*Provided records*.
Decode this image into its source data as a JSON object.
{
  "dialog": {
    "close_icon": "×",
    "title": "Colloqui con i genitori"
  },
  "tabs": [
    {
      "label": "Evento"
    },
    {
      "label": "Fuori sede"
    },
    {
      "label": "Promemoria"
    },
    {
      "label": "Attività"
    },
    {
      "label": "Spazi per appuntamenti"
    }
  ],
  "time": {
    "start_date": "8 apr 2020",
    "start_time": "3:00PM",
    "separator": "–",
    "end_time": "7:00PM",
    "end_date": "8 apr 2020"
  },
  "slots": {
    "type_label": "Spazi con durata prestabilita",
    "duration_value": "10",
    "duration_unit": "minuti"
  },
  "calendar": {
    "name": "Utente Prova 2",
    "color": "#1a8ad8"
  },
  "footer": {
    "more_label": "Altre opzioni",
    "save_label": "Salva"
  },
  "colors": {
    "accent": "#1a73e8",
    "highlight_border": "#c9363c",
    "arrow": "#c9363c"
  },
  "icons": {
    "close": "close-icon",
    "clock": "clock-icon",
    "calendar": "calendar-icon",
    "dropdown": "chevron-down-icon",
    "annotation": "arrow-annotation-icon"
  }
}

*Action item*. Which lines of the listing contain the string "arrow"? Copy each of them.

*Solved exercise*.
    "arrow": "#c9363c"
    "annotation": "arrow-annotation-icon"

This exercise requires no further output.